:: The data ::

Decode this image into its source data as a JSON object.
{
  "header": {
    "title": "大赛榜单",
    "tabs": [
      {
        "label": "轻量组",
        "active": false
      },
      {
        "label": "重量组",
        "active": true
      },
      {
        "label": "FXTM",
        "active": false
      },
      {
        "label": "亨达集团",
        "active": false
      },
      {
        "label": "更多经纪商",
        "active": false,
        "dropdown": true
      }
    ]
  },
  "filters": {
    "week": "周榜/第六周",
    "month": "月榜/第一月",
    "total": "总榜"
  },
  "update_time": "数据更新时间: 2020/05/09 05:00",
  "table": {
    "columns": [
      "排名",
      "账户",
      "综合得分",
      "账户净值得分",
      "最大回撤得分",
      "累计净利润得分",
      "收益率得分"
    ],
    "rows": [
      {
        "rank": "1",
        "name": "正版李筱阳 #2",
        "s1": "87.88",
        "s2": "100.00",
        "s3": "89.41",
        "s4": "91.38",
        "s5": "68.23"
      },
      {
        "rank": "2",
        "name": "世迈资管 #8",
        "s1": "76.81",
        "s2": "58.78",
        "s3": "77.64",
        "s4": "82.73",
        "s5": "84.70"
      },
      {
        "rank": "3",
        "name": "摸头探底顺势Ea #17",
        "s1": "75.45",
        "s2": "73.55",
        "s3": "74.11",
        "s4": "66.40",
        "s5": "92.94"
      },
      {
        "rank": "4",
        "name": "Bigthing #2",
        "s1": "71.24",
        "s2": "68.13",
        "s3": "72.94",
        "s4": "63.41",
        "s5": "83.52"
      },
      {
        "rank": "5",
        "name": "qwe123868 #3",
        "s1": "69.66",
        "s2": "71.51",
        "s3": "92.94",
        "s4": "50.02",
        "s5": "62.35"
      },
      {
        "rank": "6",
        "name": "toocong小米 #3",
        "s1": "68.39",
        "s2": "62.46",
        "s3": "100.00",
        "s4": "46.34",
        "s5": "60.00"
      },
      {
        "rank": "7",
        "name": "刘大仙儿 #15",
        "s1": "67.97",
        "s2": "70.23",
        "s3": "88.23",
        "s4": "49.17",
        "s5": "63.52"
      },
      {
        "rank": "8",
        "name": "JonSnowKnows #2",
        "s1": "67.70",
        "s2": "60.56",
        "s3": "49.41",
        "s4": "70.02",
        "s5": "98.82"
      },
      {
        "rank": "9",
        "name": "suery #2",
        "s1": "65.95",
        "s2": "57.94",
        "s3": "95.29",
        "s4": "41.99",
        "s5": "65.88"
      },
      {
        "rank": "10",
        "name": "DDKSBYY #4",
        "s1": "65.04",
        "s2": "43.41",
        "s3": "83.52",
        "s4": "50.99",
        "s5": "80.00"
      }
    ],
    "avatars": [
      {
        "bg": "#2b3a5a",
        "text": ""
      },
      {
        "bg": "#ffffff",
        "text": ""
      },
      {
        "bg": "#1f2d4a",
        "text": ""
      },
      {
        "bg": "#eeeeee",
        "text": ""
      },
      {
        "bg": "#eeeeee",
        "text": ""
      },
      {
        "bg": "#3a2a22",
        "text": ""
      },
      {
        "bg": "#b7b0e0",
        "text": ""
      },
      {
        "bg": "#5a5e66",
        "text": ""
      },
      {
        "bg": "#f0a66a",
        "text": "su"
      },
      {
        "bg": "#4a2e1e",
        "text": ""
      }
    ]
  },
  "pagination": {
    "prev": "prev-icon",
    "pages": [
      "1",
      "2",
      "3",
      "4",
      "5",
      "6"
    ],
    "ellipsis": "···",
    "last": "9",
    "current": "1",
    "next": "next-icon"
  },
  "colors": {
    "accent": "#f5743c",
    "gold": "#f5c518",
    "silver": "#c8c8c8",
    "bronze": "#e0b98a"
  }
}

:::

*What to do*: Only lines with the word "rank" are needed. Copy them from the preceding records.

*Answer area*:
        "rank": "1",
        "rank": "2",
        "rank": "3",
        "rank": "4",
        "rank": "5",
        "rank": "6",
        "rank": "7",
        "rank": "8",
        "rank": "9",
        "rank": "10",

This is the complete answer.